Segment Start: EXCERPTED DATA
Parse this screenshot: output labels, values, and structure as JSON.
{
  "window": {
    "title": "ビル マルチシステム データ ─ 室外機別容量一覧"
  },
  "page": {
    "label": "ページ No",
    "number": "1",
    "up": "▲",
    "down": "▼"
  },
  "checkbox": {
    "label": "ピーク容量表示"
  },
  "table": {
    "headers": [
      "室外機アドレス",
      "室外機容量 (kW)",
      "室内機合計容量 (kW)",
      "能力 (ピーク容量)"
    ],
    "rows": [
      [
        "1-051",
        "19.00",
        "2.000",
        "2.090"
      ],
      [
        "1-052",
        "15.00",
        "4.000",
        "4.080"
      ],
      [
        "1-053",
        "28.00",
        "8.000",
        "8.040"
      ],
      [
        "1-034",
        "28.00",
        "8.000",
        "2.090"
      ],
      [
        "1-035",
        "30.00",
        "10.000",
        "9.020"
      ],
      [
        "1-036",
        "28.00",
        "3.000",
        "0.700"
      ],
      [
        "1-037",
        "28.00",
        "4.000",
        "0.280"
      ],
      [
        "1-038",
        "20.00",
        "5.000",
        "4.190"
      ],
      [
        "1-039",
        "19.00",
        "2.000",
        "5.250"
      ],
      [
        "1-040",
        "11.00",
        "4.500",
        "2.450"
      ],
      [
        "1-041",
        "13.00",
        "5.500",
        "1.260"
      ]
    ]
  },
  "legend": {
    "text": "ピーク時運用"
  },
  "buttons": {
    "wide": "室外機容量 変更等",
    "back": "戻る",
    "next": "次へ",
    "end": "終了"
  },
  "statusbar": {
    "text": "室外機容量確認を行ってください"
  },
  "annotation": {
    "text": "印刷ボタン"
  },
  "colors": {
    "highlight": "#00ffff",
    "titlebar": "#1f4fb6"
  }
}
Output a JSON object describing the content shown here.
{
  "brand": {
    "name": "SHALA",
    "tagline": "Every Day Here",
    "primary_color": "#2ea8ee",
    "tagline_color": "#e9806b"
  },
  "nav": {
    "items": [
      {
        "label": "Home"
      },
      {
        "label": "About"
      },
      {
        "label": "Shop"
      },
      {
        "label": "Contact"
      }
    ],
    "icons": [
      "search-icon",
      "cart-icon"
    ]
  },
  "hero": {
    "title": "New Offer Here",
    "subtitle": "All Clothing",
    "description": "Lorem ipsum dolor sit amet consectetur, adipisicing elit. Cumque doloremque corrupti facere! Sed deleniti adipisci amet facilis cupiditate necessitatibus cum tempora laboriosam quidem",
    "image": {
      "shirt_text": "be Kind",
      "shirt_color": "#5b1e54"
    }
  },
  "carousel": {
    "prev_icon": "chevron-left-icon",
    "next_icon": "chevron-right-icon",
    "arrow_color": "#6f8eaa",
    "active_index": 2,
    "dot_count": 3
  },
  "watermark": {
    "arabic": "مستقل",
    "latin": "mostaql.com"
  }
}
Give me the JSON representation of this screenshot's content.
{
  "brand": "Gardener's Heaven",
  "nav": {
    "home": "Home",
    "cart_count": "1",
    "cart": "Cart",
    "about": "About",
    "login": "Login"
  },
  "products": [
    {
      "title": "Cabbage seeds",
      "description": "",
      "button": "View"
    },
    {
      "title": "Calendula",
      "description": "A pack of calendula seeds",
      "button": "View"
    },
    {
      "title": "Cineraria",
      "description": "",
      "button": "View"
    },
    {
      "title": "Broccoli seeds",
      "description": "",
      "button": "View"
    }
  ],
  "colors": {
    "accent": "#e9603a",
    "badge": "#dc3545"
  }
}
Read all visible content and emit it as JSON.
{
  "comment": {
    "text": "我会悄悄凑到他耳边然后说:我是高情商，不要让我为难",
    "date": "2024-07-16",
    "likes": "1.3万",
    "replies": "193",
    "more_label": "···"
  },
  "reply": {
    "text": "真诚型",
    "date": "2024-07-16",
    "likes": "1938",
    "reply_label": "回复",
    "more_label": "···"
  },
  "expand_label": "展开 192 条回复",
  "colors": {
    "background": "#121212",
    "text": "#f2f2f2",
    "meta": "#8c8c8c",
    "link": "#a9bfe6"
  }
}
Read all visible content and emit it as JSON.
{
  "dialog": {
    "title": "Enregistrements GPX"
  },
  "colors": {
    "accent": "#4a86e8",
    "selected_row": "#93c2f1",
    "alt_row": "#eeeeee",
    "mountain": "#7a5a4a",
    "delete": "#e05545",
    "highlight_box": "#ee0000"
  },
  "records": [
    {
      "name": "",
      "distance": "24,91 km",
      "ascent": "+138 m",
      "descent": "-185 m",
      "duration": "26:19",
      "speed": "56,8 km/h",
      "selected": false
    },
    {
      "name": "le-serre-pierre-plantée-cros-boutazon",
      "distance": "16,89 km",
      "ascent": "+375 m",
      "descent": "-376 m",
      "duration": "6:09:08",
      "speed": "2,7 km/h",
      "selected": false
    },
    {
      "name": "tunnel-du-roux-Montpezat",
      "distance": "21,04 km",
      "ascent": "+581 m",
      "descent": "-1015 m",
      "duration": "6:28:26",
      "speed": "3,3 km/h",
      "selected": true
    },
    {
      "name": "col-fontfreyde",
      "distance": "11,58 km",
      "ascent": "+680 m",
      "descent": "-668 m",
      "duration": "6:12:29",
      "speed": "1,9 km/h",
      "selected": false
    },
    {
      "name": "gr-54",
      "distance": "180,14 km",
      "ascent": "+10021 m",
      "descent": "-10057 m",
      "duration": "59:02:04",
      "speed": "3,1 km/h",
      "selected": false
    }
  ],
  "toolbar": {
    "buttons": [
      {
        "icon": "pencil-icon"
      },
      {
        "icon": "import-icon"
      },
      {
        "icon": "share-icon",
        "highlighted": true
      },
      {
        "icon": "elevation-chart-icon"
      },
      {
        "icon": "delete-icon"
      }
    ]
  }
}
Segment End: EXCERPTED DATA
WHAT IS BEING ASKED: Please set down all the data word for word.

REPLY:
Parse this screenshot: output labels, values, and structure as JSON.
{
  "window": {
    "title": "ビル マルチシステム データ ─ 室外機別容量一覧"
  },
  "page": {
    "label": "ページ No",
    "number": "1",
    "up": "▲",
    "down": "▼"
  },
  "checkbox": {
    "label": "ピーク容量表示"
  },
  "table": {
    "headers": [
      "室外機アドレス",
      "室外機容量 (kW)",
      "室内機合計容量 (kW)",
      "能力 (ピーク容量)"
    ],
    "rows": [
      [
        "1-051",
        "19.00",
        "2.000",
        "2.090"
      ],
      [
        "1-052",
        "15.00",
        "4.000",
        "4.080"
      ],
      [
        "1-053",
        "28.00",
        "8.000",
        "8.040"
      ],
      [
        "1-034",
        "28.00",
        "8.000",
        "2.090"
      ],
      [
        "1-035",
        "30.00",
        "10.000",
        "9.020"
      ],
      [
        "1-036",
        "28.00",
        "3.000",
        "0.700"
      ],
      [
        "1-037",
        "28.00",
        "4.000",
        "0.280"
      ],
      [
        "1-038",
        "20.00",
        "5.000",
        "4.190"
      ],
      [
        "1-039",
        "19.00",
        "2.000",
        "5.250"
      ],
      [
        "1-040",
        "11.00",
        "4.500",
        "2.450"
      ],
      [
        "1-041",
        "13.00",
        "5.500",
        "1.260"
      ]
    ]
  },
  "legend": {
    "text": "ピーク時運用"
  },
  "buttons": {
    "wide": "室外機容量 変更等",
    "back": "戻る",
    "next": "次へ",
    "end": "終了"
  },
  "statusbar": {
    "text": "室外機容量確認を行ってください"
  },
  "annotation": {
    "text": "印刷ボタン"
  },
  "colors": {
    "highlight": "#00ffff",
    "titlebar": "#1f4fb6"
  }
}
Output a JSON object describing the content shown here.
{
  "brand": {
    "name": "SHALA",
    "tagline": "Every Day Here",
    "primary_color": "#2ea8ee",
    "tagline_color": "#e9806b"
  },
  "nav": {
    "items": [
      {
        "label": "Home"
      },
      {
        "label": "About"
      },
      {
        "label": "Shop"
      },
      {
        "label": "Contact"
      }
    ],
    "icons": [
      "search-icon",
      "cart-icon"
    ]
  },
  "hero": {
    "title": "New Offer Here",
    "subtitle": "All Clothing",
    "description": "Lorem ipsum dolor sit amet consectetur, adipisicing elit. Cumque doloremque corrupti facere! Sed deleniti adipisci amet facilis cupiditate necessitatibus cum tempora laboriosam quidem",
    "image": {
      "shirt_text": "be Kind",
      "shirt_color": "#5b1e54"
    }
  },
  "carousel": {
    "prev_icon": "chevron-left-icon",
    "next_icon": "chevron-right-icon",
    "arrow_color": "#6f8eaa",
    "active_index": 2,
    "dot_count": 3
  },
  "watermark": {
    "arabic": "مستقل",
    "latin": "mostaql.com"
  }
}
Give me the JSON representation of this screenshot's content.
{
  "brand": "Gardener's Heaven",
  "nav": {
    "home": "Home",
    "cart_count": "1",
    "cart": "Cart",
    "about": "About",
    "login": "Login"
  },
  "products": [
    {
      "title": "Cabbage seeds",
      "description": "",
      "button": "View"
    },
    {
      "title": "Calendula",
      "description": "A pack of calendula seeds",
      "button": "View"
    },
    {
      "title": "Cineraria",
      "description": "",
      "button": "View"
    },
    {
      "title": "Broccoli seeds",
      "description": "",
      "button": "View"
    }
  ],
  "colors": {
    "accent": "#e9603a",
    "badge": "#dc3545"
  }
}
Read all visible content and emit it as JSON.
{
  "comment": {
    "text": "我会悄悄凑到他耳边然后说:我是高情商，不要让我为难",
    "date": "2024-07-16",
    "likes": "1.3万",
    "replies": "193",
    "more_label": "···"
  },
  "reply": {
    "text": "真诚型",
    "date": "2024-07-16",
    "likes": "1938",
    "reply_label": "回复",
    "more_label": "···"
  },
  "expand_label": "展开 192 条回复",
  "colors": {
    "background": "#121212",
    "text": "#f2f2f2",
    "meta": "#8c8c8c",
    "link": "#a9bfe6"
  }
}
Read all visible content and emit it as JSON.
{
  "dialog": {
    "title": "Enregistrements GPX"
  },
  "colors": {
    "accent": "#4a86e8",
    "selected_row": "#93c2f1",
    "alt_row": "#eeeeee",
    "mountain": "#7a5a4a",
    "delete": "#e05545",
    "highlight_box": "#ee0000"
  },
  "records": [
    {
      "name": "",
      "distance": "24,91 km",
      "ascent": "+138 m",
      "descent": "-185 m",
      "duration": "26:19",
      "speed": "56,8 km/h",
      "selected": false
    },
    {
      "name": "le-serre-pierre-plantée-cros-boutazon",
      "distance": "16,89 km",
      "ascent": "+375 m",
      "descent": "-376 m",
      "duration": "6:09:08",
      "speed": "2,7 km/h",
      "selected": false
    },
    {
      "name": "tunnel-du-roux-Montpezat",
      "distance": "21,04 km",
      "ascent": "+581 m",
      "descent": "-1015 m",
      "duration": "6:28:26",
      "speed": "3,3 km/h",
      "selected": true
    },
    {
      "name": "col-fontfreyde",
      "distance": "11,58 km",
      "ascent": "+680 m",
      "descent": "-668 m",
      "duration": "6:12:29",
      "speed": "1,9 km/h",
      "selected": false
    },
    {
      "name": "gr-54",
      "distance": "180,14 km",
      "ascent": "+10021 m",
      "descent": "-10057 m",
      "duration": "59:02:04",
      "speed": "3,1 km/h",
      "selected": false
    }
  ],
  "toolbar": {
    "buttons": [
      {
        "icon": "pencil-icon"
      },
      {
        "icon": "import-icon"
      },
      {
        "icon": "share-icon",
        "highlighted": true
      },
      {
        "icon": "elevation-chart-icon"
      },
      {
        "icon": "delete-icon"
      }
    ]
  }
}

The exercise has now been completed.